WHAT NEEDS TO BE DONE -
Filter the material, keeping only lines with the word "this".
<<<<
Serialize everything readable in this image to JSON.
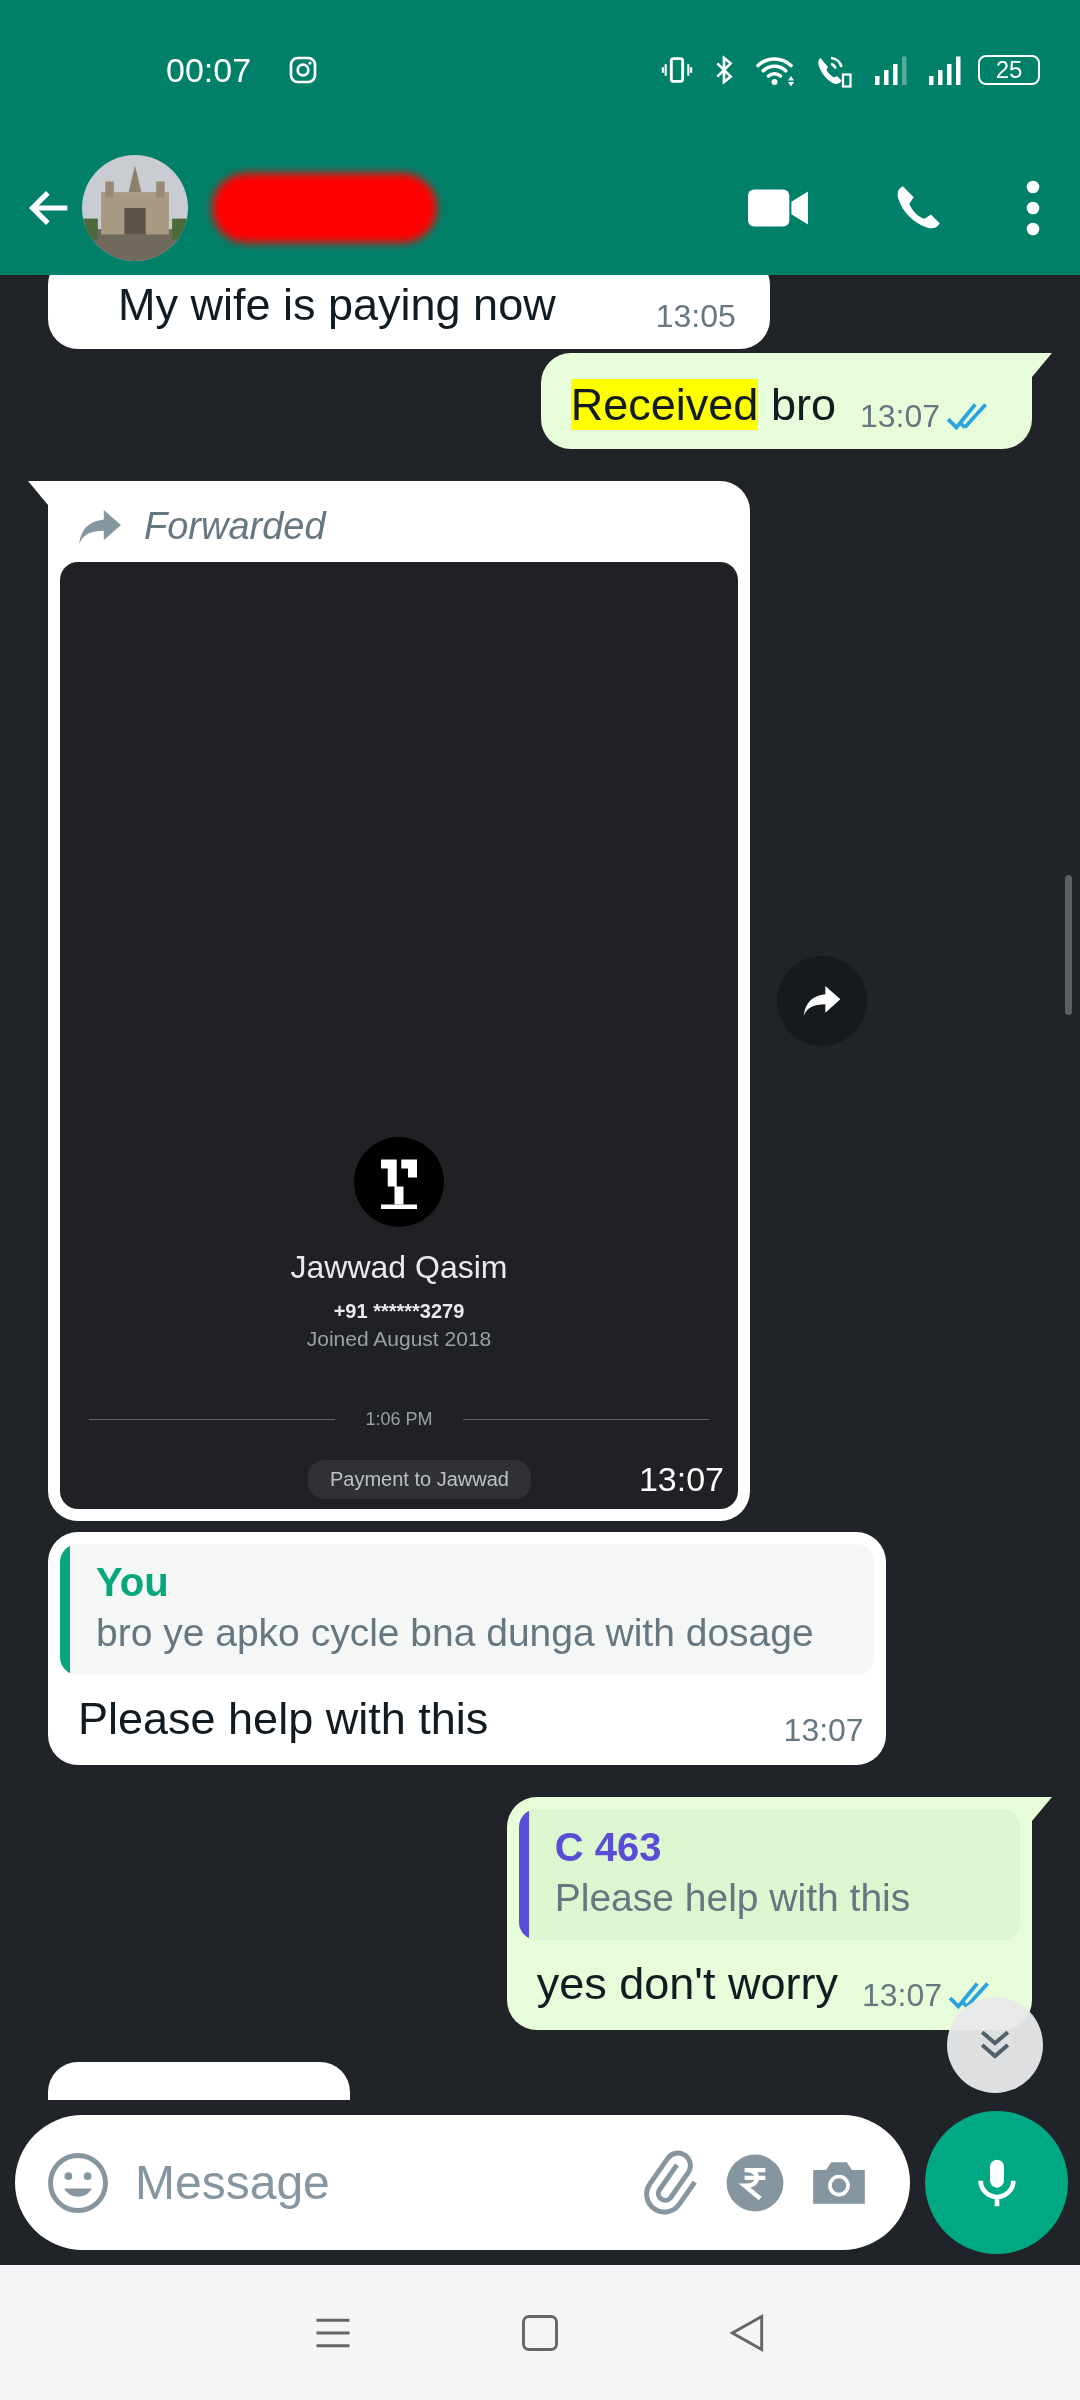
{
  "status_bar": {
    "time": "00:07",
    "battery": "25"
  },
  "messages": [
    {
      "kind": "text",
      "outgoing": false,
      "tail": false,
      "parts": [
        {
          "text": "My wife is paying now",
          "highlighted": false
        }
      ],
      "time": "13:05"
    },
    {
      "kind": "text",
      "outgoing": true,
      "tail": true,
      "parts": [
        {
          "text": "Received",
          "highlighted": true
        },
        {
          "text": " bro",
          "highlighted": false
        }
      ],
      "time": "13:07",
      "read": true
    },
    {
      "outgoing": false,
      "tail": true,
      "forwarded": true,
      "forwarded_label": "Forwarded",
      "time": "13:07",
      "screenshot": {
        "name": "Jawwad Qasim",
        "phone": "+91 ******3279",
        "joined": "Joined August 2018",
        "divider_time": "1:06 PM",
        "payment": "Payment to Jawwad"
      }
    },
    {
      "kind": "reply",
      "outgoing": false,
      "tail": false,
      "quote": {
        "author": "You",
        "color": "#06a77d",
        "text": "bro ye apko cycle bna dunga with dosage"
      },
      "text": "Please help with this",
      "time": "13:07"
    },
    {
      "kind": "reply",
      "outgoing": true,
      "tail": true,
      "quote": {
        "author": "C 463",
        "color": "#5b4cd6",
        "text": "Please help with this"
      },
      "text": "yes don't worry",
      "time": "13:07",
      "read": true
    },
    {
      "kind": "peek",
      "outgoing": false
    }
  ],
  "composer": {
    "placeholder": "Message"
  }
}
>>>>
RESPONSE TO THE TASK -
Serialize everything readable in this image to JSON.
      "text": "Please help with this",
        "text": "Please help with this"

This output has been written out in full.